AN ALABAMA CONTEST
The United States presidential election of 1896 was the 28th quadrennial presidential election, held on Tuesday, November 3, 1896. It was the climax of an intensely heated contest in which Republican candidate William McKinley (a former Governor of Ohio) defeated Democrat William Jennings Bryan (a former Representative from Nebraska) in one of the most dramatic and complex races in American history. Alabama had an even more intense situation in the months leading up to the election. They had elected three sets of Republican delegates.
Three Sets Of Republican Delegates
Montgomery, Ala., April 8, 1896 – The Republicans of the Seventh Alabama district held their conventions at Gadsden yesterday, and three sets of delegates were elected to St. Louis. The principal fight was between Moseley and Vaughn, representing Reed and McKinley respectively. There were several fracases resulting in a split in the convention.

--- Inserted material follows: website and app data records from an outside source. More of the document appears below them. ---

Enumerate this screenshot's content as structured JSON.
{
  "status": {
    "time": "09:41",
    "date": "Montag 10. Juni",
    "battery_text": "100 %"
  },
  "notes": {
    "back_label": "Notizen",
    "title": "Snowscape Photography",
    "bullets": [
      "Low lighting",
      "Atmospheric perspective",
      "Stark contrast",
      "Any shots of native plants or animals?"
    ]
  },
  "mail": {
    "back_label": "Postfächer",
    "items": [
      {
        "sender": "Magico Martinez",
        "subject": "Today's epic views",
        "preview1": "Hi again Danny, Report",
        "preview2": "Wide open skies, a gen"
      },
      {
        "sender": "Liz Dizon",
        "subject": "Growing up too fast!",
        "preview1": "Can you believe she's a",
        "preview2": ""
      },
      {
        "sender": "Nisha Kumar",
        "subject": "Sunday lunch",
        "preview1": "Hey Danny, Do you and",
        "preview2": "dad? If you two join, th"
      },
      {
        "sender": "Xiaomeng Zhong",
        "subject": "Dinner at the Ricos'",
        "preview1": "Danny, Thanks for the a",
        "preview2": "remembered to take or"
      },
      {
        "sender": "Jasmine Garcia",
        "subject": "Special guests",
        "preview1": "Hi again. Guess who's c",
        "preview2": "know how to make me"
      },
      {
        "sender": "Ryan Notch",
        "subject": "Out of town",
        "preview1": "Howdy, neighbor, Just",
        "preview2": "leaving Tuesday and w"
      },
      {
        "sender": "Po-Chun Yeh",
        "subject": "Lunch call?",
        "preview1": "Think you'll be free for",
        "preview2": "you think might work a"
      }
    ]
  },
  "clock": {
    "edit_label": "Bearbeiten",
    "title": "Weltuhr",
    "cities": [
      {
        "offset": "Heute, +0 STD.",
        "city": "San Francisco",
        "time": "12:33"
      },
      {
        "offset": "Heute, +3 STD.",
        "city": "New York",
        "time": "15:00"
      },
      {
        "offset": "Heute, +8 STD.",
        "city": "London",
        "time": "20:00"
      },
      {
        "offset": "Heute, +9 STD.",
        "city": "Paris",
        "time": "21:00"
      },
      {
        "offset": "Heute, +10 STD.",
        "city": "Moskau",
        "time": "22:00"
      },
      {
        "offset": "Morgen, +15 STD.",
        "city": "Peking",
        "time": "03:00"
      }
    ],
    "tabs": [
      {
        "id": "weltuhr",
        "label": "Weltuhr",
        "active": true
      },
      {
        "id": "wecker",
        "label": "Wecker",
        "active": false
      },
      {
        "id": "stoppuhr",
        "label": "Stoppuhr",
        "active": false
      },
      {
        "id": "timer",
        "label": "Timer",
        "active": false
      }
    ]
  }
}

The Vaughn men elected C D. Alexander and John S. Curtis as delegates. The Moseley crowd elected Frank Morague and John E. Ezzell, delegates, and the negroes also held a convention and elected delegates. They endorsed McKinley, as did the Vaughn element. The other delegates are uninstructed. It was only by the interference of the city and county authorities that bloodshed was prevented.